In-brief: 2015 was a record year for ransomware, according to Symantec’s latest Internet Security Threat Report. There’s evidence that cyber criminals are coupling ransomware with sophisticated, targeted attacks.
Ransomware has become the scourge du jour in recent months, with high-profile attacks on hospitals, public utilities and even police departments.

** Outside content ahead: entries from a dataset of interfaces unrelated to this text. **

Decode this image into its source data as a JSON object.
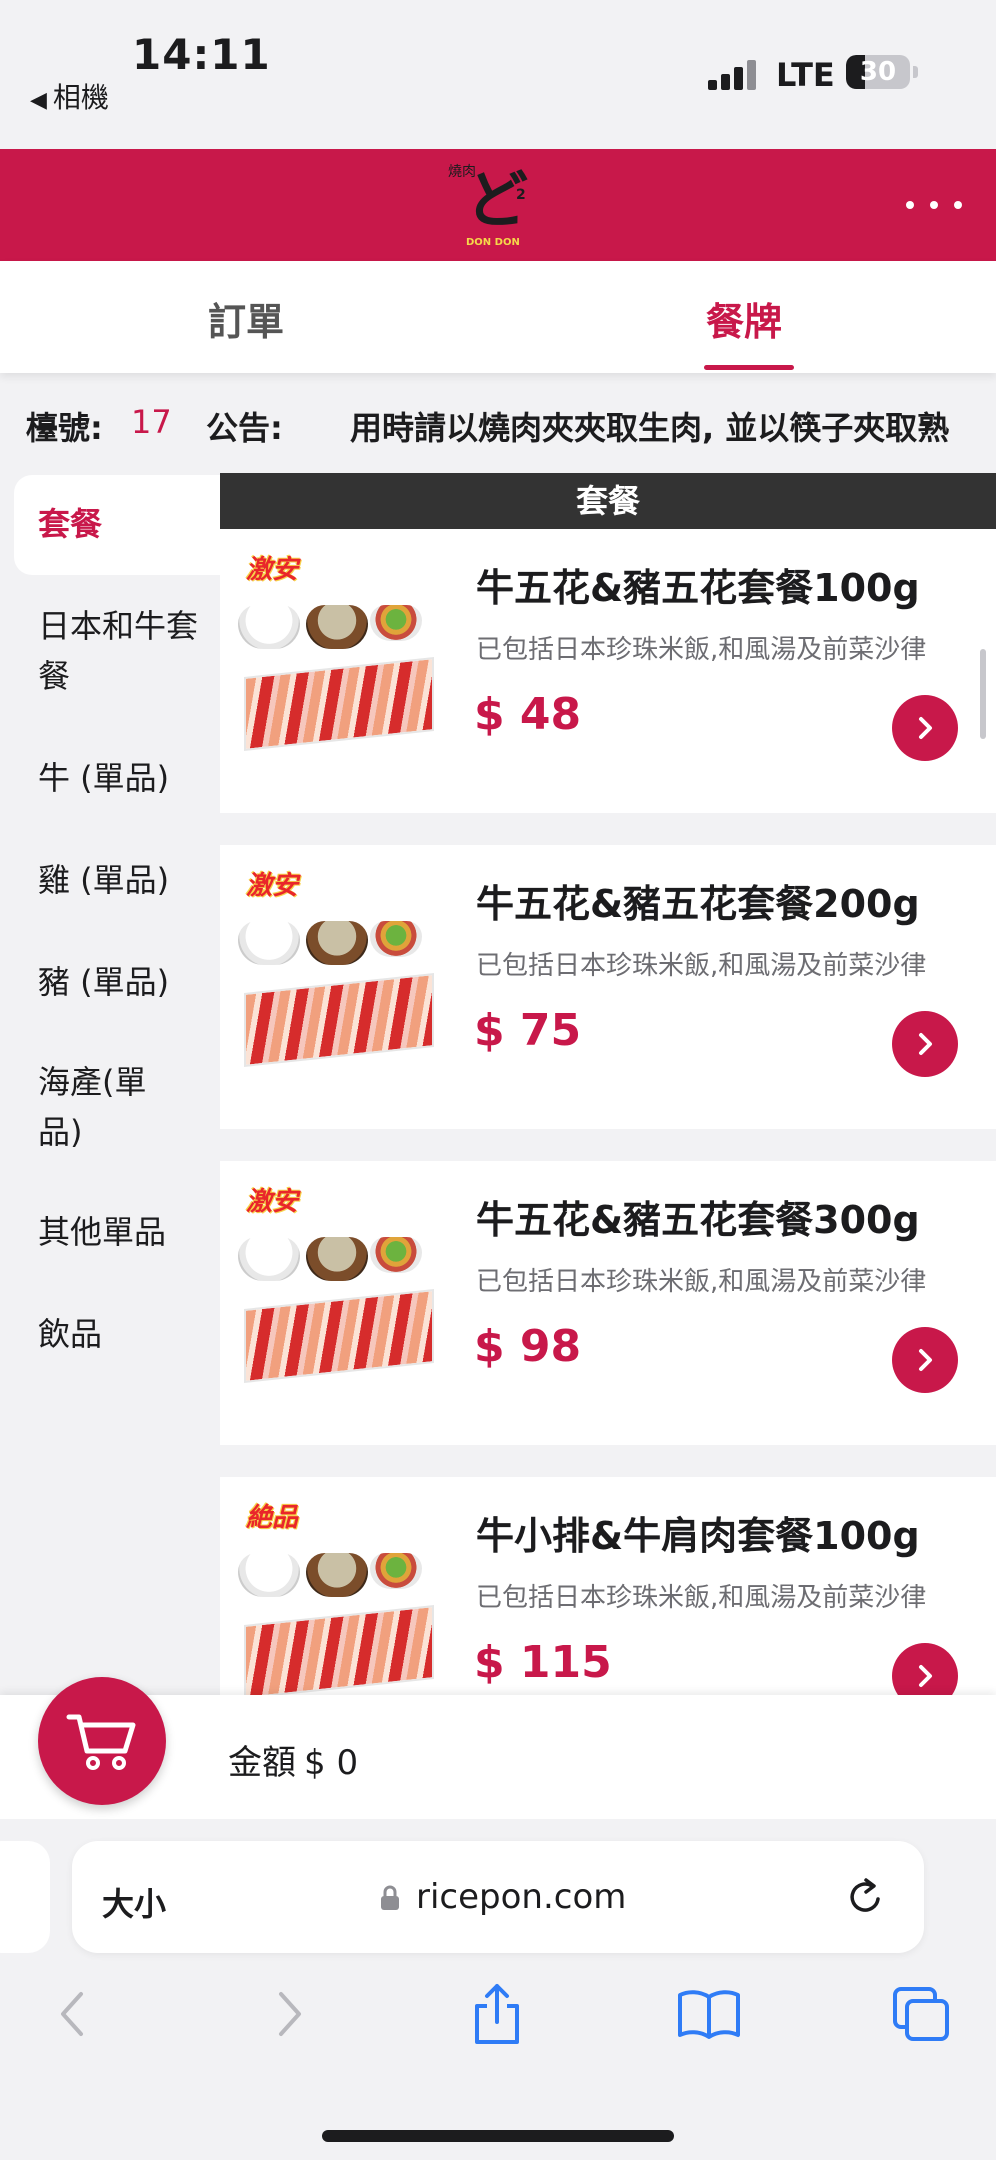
{
  "status_bar": {
    "time": "14:11",
    "back_label": "相機",
    "network": "LTE",
    "battery": "30",
    "battery_level": 0.3
  },
  "header": {
    "logo_top": "燒肉",
    "logo_main": "ど",
    "logo_sup": "2",
    "logo_sub": "DON DON",
    "brand_color": "#c8184a"
  },
  "tabs": [
    {
      "label": "訂單",
      "active": false
    },
    {
      "label": "餐牌",
      "active": true
    }
  ],
  "info": {
    "table_label": "檯號:",
    "table_number": "17",
    "notice_label": "公告:",
    "notice_text": "用時請以燒肉夾夾取生肉, 並以筷子夾取熟"
  },
  "sidebar": {
    "categories": [
      {
        "label": "套餐",
        "active": true
      },
      {
        "label": "日本和牛套餐",
        "active": false
      },
      {
        "label": "牛 (單品)",
        "active": false
      },
      {
        "label": "雞 (單品)",
        "active": false
      },
      {
        "label": "豬 (單品)",
        "active": false
      },
      {
        "label": "海產(單品)",
        "active": false
      },
      {
        "label": "其他單品",
        "active": false
      },
      {
        "label": "飲品",
        "active": false
      }
    ]
  },
  "menu": {
    "section_title": "套餐",
    "items": [
      {
        "badge": "激安",
        "name": "牛五花&豬五花套餐100g",
        "desc": "已包括日本珍珠米飯,和風湯及前菜沙律",
        "price": "$ 48"
      },
      {
        "badge": "激安",
        "name": "牛五花&豬五花套餐200g",
        "desc": "已包括日本珍珠米飯,和風湯及前菜沙律",
        "price": "$ 75"
      },
      {
        "badge": "激安",
        "name": "牛五花&豬五花套餐300g",
        "desc": "已包括日本珍珠米飯,和風湯及前菜沙律",
        "price": "$ 98"
      },
      {
        "badge": "絶品",
        "name": "牛小排&牛肩肉套餐100g",
        "desc": "已包括日本珍珠米飯,和風湯及前菜沙律",
        "price": "$ 115"
      }
    ]
  },
  "cart": {
    "amount_label": "金額",
    "amount": "$ 0"
  },
  "browser": {
    "text_size": "大小",
    "url": "ricepon.com",
    "icons": [
      "back-arrow-icon",
      "forward-arrow-icon",
      "share-icon",
      "bookmarks-icon",
      "tabs-icon"
    ]
  }
}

Now a new report from Symantec offers data to back up the anecdotes about hobbled networks and surreptitious Bitcoin payments to cyber criminal groups.
Symantec’s latest Internet Security Threat Report (ISTR) finds that 2015 was a record year for ransomware, with 100 new families of the malicious software discovered, most of it s0-called ‘crypto ransomware’ which encrypts files on victim computers until ransom is paid.
[Read more Security Ledger coverage of ransomware.]
Attackers are shifting from indiscriminate- to targeted ransomware attacks on specific organizations, increasing the chances of success, while many organizations remain unprepared to block ransomware attacks or deal with the aftermath of infections, Symantec found.
Despite the media’s focus on healthcare organizations, it was the service sector and manufacturing that were the most affected by ransomware in 2015, Symantec found.
Ransoms are up, as well, Symantec found. The average ransom demand has more than doubled and is now US$679, up from $294 at the end of 2015. The company also said 2015 saw a new record in terms of ransom demand, with a threat known as 7ev3n-HONE$T (Trojan.Cryptolocker.AD) requesting a ransom of 13 Bitcoins per computer ($5,083 at the time of discovery in January 2016).
Going forward, Symantec predicts that ransomware as a service offerings will lower the bar for would-be scammers to target victims, while attackers will look to new platforms, like the Internet of Things, in an effort to locate victims.